On the same day, Indonesia's anti-corruption agency named the former chief executive of the country's flag carrier Garuda a suspect for allegedly receiving bribes from Rolls-Royce while he was head of the airline.
The investigations come after the renowned British company agreed to pay a US$808 million (S$1.15 billion) fine to authorities in Britain, the United States and Brazil to settle bribery and graft claims.
After its largest ever corruption probe, Britain's Serious Fraud Office (SFO) found Rolls-Royce paid massive bribes over three decades to win contracts in Indonesia, Thailand, India, Russia, Nigeria, China and Malaysia.
Engine-maker Rolls-Royce has no connection with Rolls-Royce cars, a marque owned by German company BMW.
In Thailand, investigators found some US$36 million in bribes and incentives were paid between 1991 and 2005 to intermediaries - including "agents of the State of Thailand and employees of Thai Airways" - to help the company win lucrative jet engine deals.
A Thai Airways statement said the company will "gather information from all the sources in order to investigate the matter thoroughly".
In Indonesia, the country's Corruption Eradication Commission said yesterday that ex-Garuda chief executive Emirsyah Satar had been named a suspect for allegedly receiving kickbacks from Rolls-Royce in exchange for buying planes fitted with the company's engines.

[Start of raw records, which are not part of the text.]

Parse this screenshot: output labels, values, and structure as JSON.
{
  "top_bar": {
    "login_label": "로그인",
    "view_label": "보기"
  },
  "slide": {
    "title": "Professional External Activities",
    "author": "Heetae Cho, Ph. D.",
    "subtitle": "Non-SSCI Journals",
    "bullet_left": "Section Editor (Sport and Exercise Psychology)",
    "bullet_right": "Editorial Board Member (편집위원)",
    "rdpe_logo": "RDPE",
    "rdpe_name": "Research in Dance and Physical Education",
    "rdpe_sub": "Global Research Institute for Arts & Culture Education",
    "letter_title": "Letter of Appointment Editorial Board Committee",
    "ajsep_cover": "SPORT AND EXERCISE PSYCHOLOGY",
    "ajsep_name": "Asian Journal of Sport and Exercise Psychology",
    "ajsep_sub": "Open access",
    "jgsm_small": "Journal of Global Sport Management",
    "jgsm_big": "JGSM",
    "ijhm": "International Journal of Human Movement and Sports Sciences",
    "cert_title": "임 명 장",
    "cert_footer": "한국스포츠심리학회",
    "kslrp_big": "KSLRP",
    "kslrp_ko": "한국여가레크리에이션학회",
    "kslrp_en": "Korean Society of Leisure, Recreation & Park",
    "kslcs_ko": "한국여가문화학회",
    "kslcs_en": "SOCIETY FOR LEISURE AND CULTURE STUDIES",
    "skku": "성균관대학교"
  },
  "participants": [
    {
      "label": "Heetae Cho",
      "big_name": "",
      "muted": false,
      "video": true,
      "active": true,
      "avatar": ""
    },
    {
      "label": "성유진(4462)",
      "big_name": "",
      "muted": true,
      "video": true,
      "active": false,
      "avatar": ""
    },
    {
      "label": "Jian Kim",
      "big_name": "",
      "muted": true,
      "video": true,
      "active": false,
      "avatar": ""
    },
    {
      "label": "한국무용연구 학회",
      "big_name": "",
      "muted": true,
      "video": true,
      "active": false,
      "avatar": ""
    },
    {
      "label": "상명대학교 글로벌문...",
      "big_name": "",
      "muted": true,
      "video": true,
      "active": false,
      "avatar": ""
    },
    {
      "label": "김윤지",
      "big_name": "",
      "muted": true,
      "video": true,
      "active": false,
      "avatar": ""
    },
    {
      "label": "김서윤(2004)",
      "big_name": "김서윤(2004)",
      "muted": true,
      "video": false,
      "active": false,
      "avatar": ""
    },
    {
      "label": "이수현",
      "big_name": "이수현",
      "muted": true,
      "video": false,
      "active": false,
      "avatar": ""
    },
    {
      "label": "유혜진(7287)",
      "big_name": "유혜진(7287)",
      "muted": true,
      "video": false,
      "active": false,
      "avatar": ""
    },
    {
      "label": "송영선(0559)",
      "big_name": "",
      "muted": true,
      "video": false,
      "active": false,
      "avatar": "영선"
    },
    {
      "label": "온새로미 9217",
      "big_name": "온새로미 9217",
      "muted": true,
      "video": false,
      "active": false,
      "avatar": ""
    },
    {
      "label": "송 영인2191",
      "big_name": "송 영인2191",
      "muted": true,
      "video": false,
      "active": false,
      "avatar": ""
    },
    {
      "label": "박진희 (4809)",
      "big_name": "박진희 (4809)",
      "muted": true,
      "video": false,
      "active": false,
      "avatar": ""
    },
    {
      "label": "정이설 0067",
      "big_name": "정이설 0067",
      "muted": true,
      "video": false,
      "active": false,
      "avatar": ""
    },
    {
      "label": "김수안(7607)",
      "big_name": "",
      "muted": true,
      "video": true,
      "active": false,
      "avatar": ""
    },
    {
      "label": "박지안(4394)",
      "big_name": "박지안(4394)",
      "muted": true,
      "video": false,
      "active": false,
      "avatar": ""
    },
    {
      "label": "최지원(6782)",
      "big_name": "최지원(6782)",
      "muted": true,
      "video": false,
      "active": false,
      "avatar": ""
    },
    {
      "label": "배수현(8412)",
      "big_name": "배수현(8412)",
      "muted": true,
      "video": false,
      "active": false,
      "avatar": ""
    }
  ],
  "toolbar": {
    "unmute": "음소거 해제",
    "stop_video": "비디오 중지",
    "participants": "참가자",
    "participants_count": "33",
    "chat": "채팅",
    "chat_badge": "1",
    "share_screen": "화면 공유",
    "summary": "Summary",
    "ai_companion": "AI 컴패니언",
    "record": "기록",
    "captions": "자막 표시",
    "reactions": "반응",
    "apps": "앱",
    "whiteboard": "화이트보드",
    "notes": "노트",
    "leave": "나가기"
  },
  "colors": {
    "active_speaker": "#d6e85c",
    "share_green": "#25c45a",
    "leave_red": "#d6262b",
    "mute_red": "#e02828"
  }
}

The agency said the corruption was alleged to have taken place in Indonesia and Singapore, and it was working with Britain's SFO and Singapore's anti-corruption authorities.